The Brazilian Pepper-tree, also known as the Florida Holly or Christmasberry, is classified in the same family as Poison Ivy, Oak, and Sumac. The tree was originally brought to Florida for decorative purposes due to its bright green leaves and red berries, which is commonly used during Christmas time. The red berries were also dried and used in peppercorn blend cooking spices.
A Brazilian Pepper-tree is a relatively small tree that looks like a wide reaching shrub with white flowers that bloom during September through November. The leaves are a bright green color with a distinctive white vein that runs the entire length of the center of the leaf. Glossy looking berries grow in clusters that are initially a green color but turn bright red during the month of December.
The Brazilian Pepper-tree does not affect the average person in the same way as poison oak, ivy, or sumac. Many people, however, suffer allergic reactions to the tree. Common allergic reactions include varying degrees of skin, throat, and lung irritation.
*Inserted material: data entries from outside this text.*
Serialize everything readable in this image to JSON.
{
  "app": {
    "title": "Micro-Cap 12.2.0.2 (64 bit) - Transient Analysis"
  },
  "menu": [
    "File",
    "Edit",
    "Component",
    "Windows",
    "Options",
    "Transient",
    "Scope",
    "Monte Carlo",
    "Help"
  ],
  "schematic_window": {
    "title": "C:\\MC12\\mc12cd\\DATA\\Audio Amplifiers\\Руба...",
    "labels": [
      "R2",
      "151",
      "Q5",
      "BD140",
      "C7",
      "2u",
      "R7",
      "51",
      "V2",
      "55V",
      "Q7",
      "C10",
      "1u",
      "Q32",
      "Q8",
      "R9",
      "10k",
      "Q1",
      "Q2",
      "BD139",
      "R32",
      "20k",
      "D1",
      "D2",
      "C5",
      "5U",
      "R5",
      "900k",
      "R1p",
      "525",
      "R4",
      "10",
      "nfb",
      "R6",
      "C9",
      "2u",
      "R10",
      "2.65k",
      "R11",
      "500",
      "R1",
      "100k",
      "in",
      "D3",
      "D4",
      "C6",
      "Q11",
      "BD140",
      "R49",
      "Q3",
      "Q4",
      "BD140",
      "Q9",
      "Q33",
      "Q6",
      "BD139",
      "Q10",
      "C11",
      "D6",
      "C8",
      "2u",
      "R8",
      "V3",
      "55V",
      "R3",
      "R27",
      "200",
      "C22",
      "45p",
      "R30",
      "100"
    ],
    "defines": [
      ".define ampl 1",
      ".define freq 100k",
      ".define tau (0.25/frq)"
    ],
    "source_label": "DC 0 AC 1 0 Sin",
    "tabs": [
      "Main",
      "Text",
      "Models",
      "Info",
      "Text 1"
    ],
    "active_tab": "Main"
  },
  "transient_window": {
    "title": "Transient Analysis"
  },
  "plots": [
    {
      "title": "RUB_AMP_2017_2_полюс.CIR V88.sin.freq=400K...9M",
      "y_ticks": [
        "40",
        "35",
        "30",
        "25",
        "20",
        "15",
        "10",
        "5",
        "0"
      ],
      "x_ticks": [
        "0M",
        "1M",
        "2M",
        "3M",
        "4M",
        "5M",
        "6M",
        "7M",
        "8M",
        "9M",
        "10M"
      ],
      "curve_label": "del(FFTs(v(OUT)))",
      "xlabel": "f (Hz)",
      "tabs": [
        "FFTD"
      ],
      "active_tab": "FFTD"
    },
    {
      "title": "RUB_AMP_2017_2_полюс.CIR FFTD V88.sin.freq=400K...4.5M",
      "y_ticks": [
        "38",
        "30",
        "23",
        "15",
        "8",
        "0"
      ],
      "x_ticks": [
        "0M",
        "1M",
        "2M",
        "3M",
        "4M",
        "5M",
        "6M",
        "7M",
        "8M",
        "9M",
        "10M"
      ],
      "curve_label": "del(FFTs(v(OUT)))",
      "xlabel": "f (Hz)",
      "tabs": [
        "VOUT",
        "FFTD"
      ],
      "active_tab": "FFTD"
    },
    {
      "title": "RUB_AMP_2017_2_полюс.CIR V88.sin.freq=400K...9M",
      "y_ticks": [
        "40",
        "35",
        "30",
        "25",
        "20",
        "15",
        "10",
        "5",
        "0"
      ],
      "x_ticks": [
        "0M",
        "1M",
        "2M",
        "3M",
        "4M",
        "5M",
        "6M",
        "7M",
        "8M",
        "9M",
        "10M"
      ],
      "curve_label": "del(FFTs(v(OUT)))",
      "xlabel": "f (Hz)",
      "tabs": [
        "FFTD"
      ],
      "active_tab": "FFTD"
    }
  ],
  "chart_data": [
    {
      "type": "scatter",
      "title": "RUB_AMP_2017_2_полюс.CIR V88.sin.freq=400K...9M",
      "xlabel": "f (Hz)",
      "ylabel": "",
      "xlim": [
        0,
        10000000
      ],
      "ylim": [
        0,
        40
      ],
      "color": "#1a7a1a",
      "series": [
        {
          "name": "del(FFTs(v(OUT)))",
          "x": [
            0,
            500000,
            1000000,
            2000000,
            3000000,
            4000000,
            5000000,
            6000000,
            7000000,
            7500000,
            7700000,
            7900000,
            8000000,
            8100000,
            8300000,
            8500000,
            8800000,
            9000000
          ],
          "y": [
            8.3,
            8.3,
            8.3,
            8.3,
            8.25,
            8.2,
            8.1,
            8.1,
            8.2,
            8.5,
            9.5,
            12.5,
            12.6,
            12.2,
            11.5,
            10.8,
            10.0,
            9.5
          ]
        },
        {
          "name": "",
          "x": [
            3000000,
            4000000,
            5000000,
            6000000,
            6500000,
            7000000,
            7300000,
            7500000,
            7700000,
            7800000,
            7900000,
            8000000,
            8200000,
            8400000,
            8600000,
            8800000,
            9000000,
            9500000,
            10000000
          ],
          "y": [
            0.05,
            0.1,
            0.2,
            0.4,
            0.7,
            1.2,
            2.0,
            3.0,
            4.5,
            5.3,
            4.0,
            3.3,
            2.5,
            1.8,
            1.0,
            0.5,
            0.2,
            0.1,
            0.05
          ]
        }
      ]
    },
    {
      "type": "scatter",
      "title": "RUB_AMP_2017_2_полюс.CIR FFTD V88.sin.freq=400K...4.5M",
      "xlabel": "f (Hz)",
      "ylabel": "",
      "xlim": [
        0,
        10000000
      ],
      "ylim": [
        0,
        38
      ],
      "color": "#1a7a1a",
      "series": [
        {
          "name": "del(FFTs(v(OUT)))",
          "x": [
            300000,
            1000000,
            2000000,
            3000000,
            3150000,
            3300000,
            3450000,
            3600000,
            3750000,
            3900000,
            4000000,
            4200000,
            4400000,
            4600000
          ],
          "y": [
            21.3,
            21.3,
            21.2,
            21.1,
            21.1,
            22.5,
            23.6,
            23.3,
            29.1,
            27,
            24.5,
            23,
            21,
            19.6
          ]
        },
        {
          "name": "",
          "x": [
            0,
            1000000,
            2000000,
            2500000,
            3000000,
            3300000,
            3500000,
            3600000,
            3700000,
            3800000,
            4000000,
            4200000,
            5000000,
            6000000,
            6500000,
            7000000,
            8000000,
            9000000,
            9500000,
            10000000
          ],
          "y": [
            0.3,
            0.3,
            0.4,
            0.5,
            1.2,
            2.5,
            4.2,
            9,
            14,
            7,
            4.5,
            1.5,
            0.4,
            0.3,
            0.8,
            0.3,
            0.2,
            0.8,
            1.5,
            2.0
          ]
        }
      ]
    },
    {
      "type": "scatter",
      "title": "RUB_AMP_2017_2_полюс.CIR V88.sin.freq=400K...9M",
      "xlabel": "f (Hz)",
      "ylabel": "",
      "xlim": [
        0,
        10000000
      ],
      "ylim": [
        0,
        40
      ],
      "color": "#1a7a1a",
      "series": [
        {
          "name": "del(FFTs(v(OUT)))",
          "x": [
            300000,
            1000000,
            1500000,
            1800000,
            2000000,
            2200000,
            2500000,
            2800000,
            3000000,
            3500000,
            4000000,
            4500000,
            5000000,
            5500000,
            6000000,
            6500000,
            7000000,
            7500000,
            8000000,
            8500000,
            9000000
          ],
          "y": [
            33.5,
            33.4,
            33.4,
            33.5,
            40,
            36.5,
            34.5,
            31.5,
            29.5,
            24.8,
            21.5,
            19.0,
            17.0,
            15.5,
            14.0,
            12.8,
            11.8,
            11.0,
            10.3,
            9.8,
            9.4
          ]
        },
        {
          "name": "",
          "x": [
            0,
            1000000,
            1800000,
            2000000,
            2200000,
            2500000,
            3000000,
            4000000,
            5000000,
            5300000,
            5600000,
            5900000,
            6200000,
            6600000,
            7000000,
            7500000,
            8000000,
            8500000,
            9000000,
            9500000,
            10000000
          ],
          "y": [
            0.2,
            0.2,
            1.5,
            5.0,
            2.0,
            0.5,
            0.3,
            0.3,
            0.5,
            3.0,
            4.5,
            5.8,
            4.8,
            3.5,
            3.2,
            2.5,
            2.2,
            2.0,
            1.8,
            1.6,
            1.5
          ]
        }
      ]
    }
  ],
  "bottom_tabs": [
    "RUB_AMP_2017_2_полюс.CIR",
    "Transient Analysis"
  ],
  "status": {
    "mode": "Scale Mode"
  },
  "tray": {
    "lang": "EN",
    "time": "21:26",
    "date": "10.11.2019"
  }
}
A Brazilian Pepper-tree is non-native to the state of Florida. The natural native origins of the tree include Argentine, Brazil, and Paraguay.
A Brazilian Pepper-tree is extremely aggressive, widespread throughout Florida, and is officially classified as an invasive tree. The tree invades and dominates other previously established plant and tree communities, especially after an area has been disturbed as a result of construction, fire, or a severe storm. The tree forms a thick canopy with wide reaching entangling branches that prevents light and water from reaching natural native plants. Native plants and trees are not equipped to defend against or co-exist with non-native invasive trees.
Lack of Predators
A major reason for the trees aggressive nature is due to lack of predators. Animals actually help the tree thrive over great distances by consuming the berries and then disposing of the undigested seeds which becomes germinated while within the animal’s stomach. In the native area where the tree grows naturally several hundred insects are known to feed on the tree’s leaves and roots. The insects are, however, non-native to Florida so they may not be imported because the result of an introduction of a large amount of non-native insects remains unknown.
It is illegal to import, transplant, or cultivate a Brazilian Pepper-tree. When removing a Brazilian Pepper-tree, remove the entire root system and completely contain every seed.
Center for Aquatic and Invasive Plants